Winners are determined by public vote and a vote of the WSF awards committee.
Some of the other nominees for sportswoman of the year included skier Mikaela Shiffrin, boxer Claressa Shields, freestyle cyclist Hannah Roberts, Para snowboarder Brenna Huckaby, snowboarder Chloe Kim, swimmer Simone Manuel and runner Shalane Flanagan.
Team finalists included bobsledders Elana Meyers Taylor and Lauren Gibbs, cross-country skiers Jessie Diggins and Kikkan Randall, basketball player Sylvia Fowles, ice dancer Maia Shibutani, soccer player Julie Ertz, softball player Haylie McCleney and water polo player Maggie Steffens.
South African track and field athlete Caster Semenya won the Wilma Rudolph Courage Award, awarded last year to the U.S. women’s hockey team. Anthem, Inc. CEO and former college basketball star Gail K. Boudreaux received the Billie Jean King Leadership Award.

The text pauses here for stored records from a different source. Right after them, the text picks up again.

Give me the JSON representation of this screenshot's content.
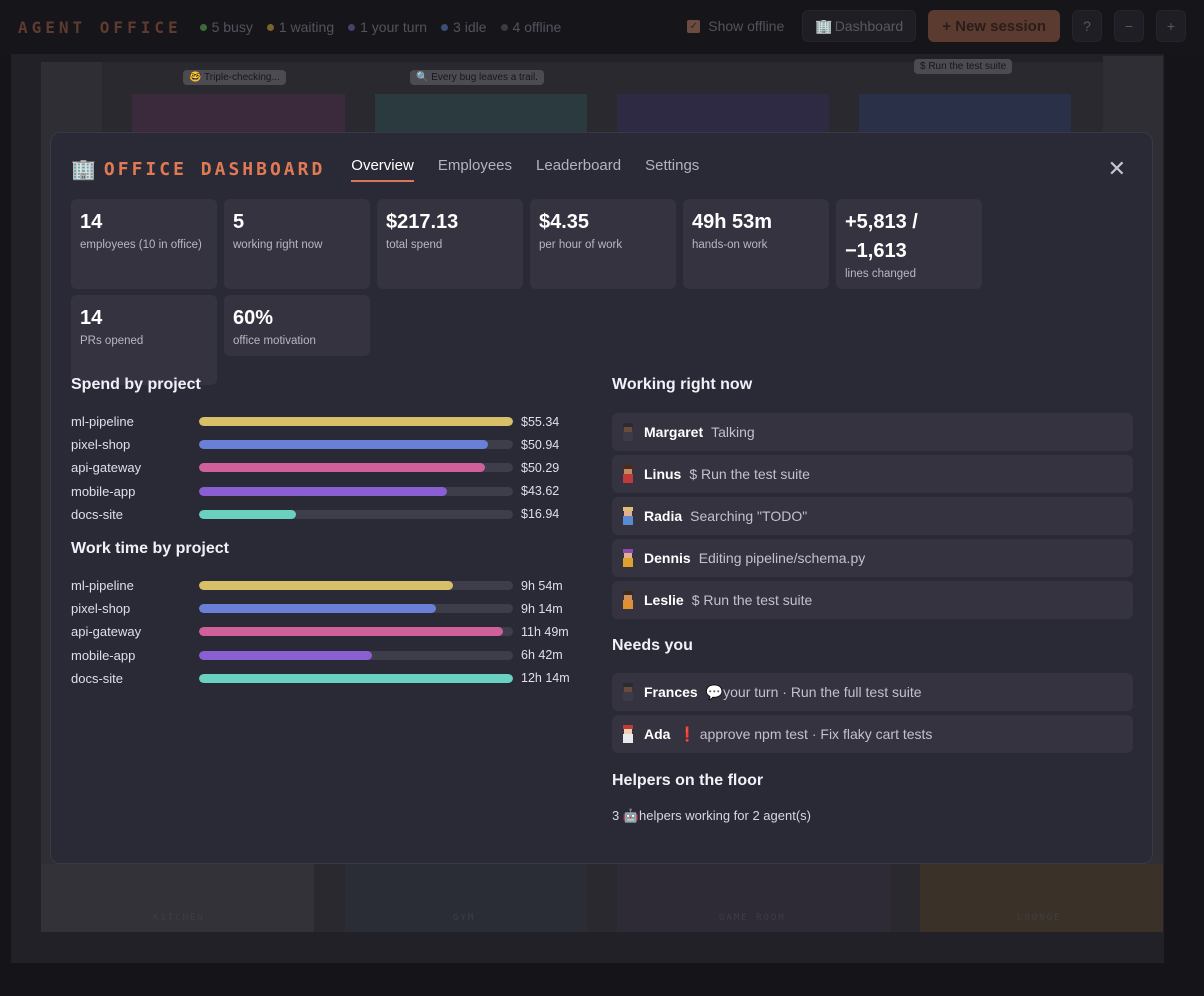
{
  "app": {
    "title": "AGENT OFFICE"
  },
  "status": [
    {
      "label": "5 busy",
      "color": "#3f6b3a"
    },
    {
      "label": "1 waiting",
      "color": "#7a6326"
    },
    {
      "label": "1 your turn",
      "color": "#4d3d6f"
    },
    {
      "label": "3 idle",
      "color": "#3a4f75"
    },
    {
      "label": "4 offline",
      "color": "#3c3b42"
    }
  ],
  "toolbar": {
    "show_offline_label": "Show offline",
    "dashboard_label": "Dashboard",
    "new_session_label": "+ New session",
    "help_label": "?",
    "zoom_out_label": "−",
    "zoom_in_label": "+"
  },
  "floor": {
    "bubbles": [
      "🤓 Triple-checking...",
      "🔍 Every bug leaves a trail.",
      "$ Run the test suite"
    ],
    "rooms": [
      "KITCHEN",
      "GYM",
      "GAME ROOM",
      "LOUNGE"
    ]
  },
  "dashboard": {
    "title": "OFFICE DASHBOARD",
    "tabs": [
      "Overview",
      "Employees",
      "Leaderboard",
      "Settings"
    ],
    "active_tab": "Overview",
    "close_label": "✕",
    "stats": [
      {
        "value": "14",
        "label": "employees (10 in office)"
      },
      {
        "value": "5",
        "label": "working right now"
      },
      {
        "value": "$217.13",
        "label": "total spend"
      },
      {
        "value": "$4.35",
        "label": "per hour of work"
      },
      {
        "value": "49h 53m",
        "label": "hands-on work"
      },
      {
        "value": "+5,813 / −1,613",
        "label": "lines changed"
      },
      {
        "value": "14",
        "label": "PRs opened"
      },
      {
        "value": "60%",
        "label": "office motivation"
      }
    ],
    "spend_title": "Spend by project",
    "spend": [
      {
        "name": "ml-pipeline",
        "value": "$55.34",
        "fraction": 1.0,
        "color": "#d7c068"
      },
      {
        "name": "pixel-shop",
        "value": "$50.94",
        "fraction": 0.92,
        "color": "#6a7fd6"
      },
      {
        "name": "api-gateway",
        "value": "$50.29",
        "fraction": 0.91,
        "color": "#d0609a"
      },
      {
        "name": "mobile-app",
        "value": "$43.62",
        "fraction": 0.79,
        "color": "#8a5fd2"
      },
      {
        "name": "docs-site",
        "value": "$16.94",
        "fraction": 0.31,
        "color": "#6ad0bf"
      }
    ],
    "worktime_title": "Work time by project",
    "worktime": [
      {
        "name": "ml-pipeline",
        "value": "9h 54m",
        "fraction": 0.81,
        "color": "#d7c068"
      },
      {
        "name": "pixel-shop",
        "value": "9h 14m",
        "fraction": 0.755,
        "color": "#6a7fd6"
      },
      {
        "name": "api-gateway",
        "value": "11h 49m",
        "fraction": 0.968,
        "color": "#d0609a"
      },
      {
        "name": "mobile-app",
        "value": "6h 42m",
        "fraction": 0.55,
        "color": "#8a5fd2"
      },
      {
        "name": "docs-site",
        "value": "12h 14m",
        "fraction": 1.0,
        "color": "#6ad0bf"
      }
    ],
    "working_title": "Working right now",
    "working": [
      {
        "name": "Margaret",
        "activity": "Talking",
        "hair": "#2a2a35",
        "face": "#6a4a3a",
        "shirt": "#3b3b4a"
      },
      {
        "name": "Linus",
        "activity": "$ Run the test suite",
        "hair": "#4a2a1a",
        "face": "#c08a60",
        "shirt": "#c03a3a"
      },
      {
        "name": "Radia",
        "activity": "Searching \"TODO\"",
        "hair": "#e0c070",
        "face": "#e0b090",
        "shirt": "#5a8ad0"
      },
      {
        "name": "Dennis",
        "activity": "Editing pipeline/schema.py",
        "hair": "#8a4ab0",
        "face": "#e0b090",
        "shirt": "#e0a030"
      },
      {
        "name": "Leslie",
        "activity": "$ Run the test suite",
        "hair": "#3a2a1a",
        "face": "#d09060",
        "shirt": "#e09030"
      }
    ],
    "needs_title": "Needs you",
    "needs": [
      {
        "name": "Frances",
        "activity": "💬your turn · Run the full test suite",
        "hair": "#2a2a35",
        "face": "#6a4a3a",
        "shirt": "#3b3b4a"
      },
      {
        "name": "Ada",
        "activity": "❗ approve npm test · Fix flaky cart tests",
        "hair": "#c03a3a",
        "face": "#f0d0b0",
        "shirt": "#e8e8ee"
      }
    ],
    "helpers_title": "Helpers on the floor",
    "helpers_text": "3 🤖helpers working for 2 agent(s)"
  }
}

Karen Price is a reporter from Pittsburgh who has covered Olympic sports for various publications. She is a freelance contributor to TeamUSA.org on behalf of Red Line Editorial, Inc.